Hi guys, it’s me. I’m somehow functioning, but barely. The bubs is cutting teeth like a machine and that means lots and lots of night wakings. Which also means lots and lots of snuggles. 🙂
Rewind a few weeks to when my parents were here and you would find us in Leipzig and Dresden (Germany). Why we waited until our last Christmas in Germany to go to the Dresden Christmas market, I don’t know, but it was spectacular to say the least.
We stayed in Leipzig and took the Deutsche Bahn (the train) to Dresden early the next morning.
Get it? 😉
The Dresden train station was absolutely gorgeous all decked out in its Christmas glitz and glam.
We crossed the street and stumbled upon one of many Christmas markets in Dresden. We got ourselves a piping hot mug of glühwein and meandered through the stands of sweets, trinkets, and all things Christmas.
The Dresdener Striezelmarkt is the most famous of all the markets in Dresden. It’s Germany’s oldest market- all the way back to 1434, making it Germany’s unofficial capital of Christmas.
Every vendor stand was uniquely decorated with its own gorgeous Christmas flair. This romantic and festive market is the most traditional one we’ve been to yet. Many of the Christmas markets in Germany are still being supplied from this region and there was a “little something” for everyone here: Christmas pyramids, smoking figures and candleholders, textiles, pottery, gingerbread, lace, Advent stars, blown glass tree ornaments, you name it, it was here.
A carousel ride for the birthday boy was absolutely in order. He was more fascinated with the ride itself than the world spinning around him.
The glühwein was offered in various flavors, which was something we’d never seen before. I may have tried a few of them…or all of them…and the cherry was my favorite. Well, actually no, first place goes to the wine served out of the big copper pot mixed with rum.

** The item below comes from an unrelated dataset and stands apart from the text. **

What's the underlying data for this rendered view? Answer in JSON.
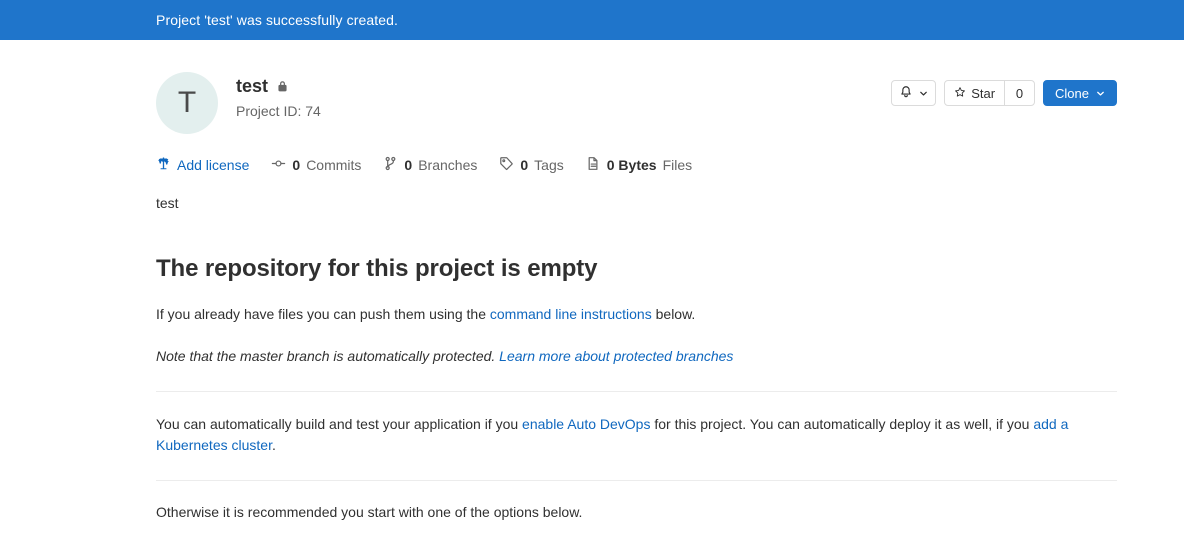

That’s the beauty of taking the train, right? Drink up! 🙂
Dresden was not at all what we expected. Like most Americans touring Germany, we’d never really considered visiting the intriguing fun city aside from seeing the Christmas market. We were shocked to see the fancy Baroque architecture mixed into the cityscape once we escaped the market square.
If you’re unfamiliar with Dresden, it’s located way over on the east side of Germany, near the Czech border. The city was an unfortunate victim of the war, American and British pilots firebombed the city in 1945 leaving more than 25,000 people dead and 75% of the historical center destroyed. We found many circa-1946 photos displayed. Still, we were in awe at how the city has since returned to its once stunning glory so well. It’s very evident that once the wall fell, Dresden wasted no time getting back on its feet, virtually rebuilding from scratch.
The tiles, originally from 1907, survived the bombing. Why? Well, when they were created, they were fired three times at 2,400 degrees Fahrenheit…and then fired again during the 1945 firestorm but only at 1,800 degrees. Pretty neat, ja?
I randomly glanced at my watch only to see that it was 2:20 pm. And it was December 3rd. It was officially Owen’s birthday, so we took a picture to commemorate keeping him happy and healthy for a whole year.
Birthdays take on a whole different meaning once you’ve birthed a human…you go, mamas!
Alright, back to our Dresden tour…the Frauenkirche (Church of Our Lady) is this massive round building fit together like a jigzaw puzzle. It was destroyed in the war and reconstructed in 1992.
See the dark bricks? Each one was carefully placed in their original spot in the reconstruction. Behind the church, believe it or not, was another Christmas market. We passed through it to get to the Elbe river to see what we could see (not much).